Mr. Pease moved on Wednesday the second reading of his
Capital Punishment Abolition Bill, which was refused, by a majority of 199 (263 against 64), or more than four to one. The Attorney-General did not deny that some modifications in the- existing law are desirable. "In his opinion, no man ought, by' the law of a civilised country, to be punished capitally unless he deliberately took away life, or did an act calculated to take away life, or intended to do grievous bodily harm, or was utterly in- different to the consequences of his act, and death resulted in each case." The Attorney-General also agreed that there ought to be an appeal in criminal cases. "It was certainly astound- ing that whereas a man who, in a civil action, had a verdict against him for some £20 or £30, had a right to apply for a new trial, he should not have a similar right in a criminal case, in- volving his life or his liberty." The Attorney-General, how- ever, was rather feeble in the reasons he gave against the com- plete remission of capital punishment, for which his speech seemed to convey a certain latent bias on his own side. For our parts, we believe it would be most disastrous to the whole system of our penal jurisprudence to abolish the penalty which marks the maximum of public indignation and reprobation.
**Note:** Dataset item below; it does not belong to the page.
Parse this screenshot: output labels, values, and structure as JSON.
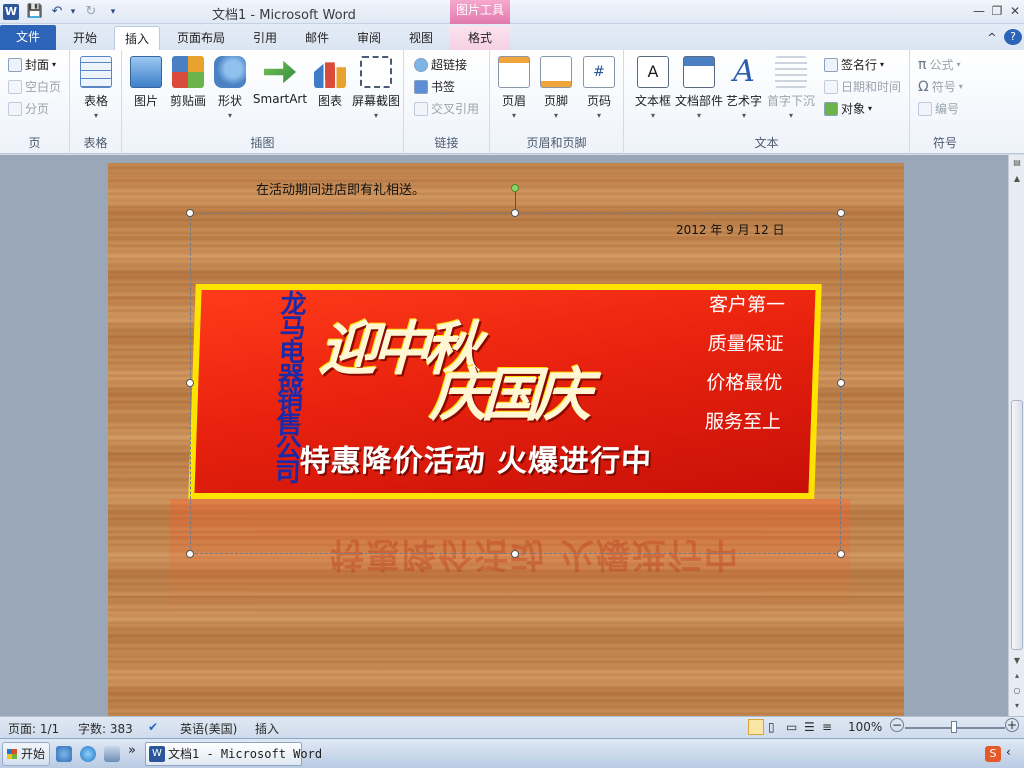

Every secondary punishment would lose in efficiency by this obliteration of the highest of all.